Here and there one sat upright on an ant heap and looked about, with ears erect and nose in the wind. But a blackbird, singing undisturbed on the outskirts of the wood, showed that there was nothing alarming there, and in the other direction, along the brook, all was plain to be seen, empty and quiet. The warren was at peace. (1.2)
"Oh, Hazel! This is where it comes from! I know now—something very bad! Some terrible thing—coming closer and closer."
He began to whimper with fear.
"What sort of thing—what do you mean? I thought you said there was no danger?"
"I don't know what it is," answered Fiver wretchedly. "There isn't any danger here, at this moment. But it's coming—it's coming. Oh, Hazel, look! The field! It's covered with blood!" (1.27-30)
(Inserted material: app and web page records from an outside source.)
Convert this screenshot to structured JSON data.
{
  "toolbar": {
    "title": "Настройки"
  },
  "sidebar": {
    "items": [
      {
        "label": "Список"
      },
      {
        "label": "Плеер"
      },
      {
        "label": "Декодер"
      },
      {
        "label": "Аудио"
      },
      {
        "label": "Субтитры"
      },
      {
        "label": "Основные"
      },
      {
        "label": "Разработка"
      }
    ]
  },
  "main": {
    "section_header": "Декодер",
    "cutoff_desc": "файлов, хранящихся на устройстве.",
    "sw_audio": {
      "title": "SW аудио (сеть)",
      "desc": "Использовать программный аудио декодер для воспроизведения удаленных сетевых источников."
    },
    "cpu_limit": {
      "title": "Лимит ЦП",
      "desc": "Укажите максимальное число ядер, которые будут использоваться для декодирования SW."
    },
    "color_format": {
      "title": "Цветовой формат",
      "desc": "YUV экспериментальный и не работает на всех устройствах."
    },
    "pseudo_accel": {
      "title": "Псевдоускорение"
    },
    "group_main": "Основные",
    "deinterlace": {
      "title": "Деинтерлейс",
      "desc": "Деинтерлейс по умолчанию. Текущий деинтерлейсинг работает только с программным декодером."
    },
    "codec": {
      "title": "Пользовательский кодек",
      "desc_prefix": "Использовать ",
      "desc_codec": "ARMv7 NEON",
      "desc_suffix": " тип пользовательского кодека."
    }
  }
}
Several were almost tharn—that is, in that state of staring, glazed paralysis that comes over terrified or exhausted rabbits, so that they sit and watch their enemies—weasels or humans—approach to take their lives. (5.14)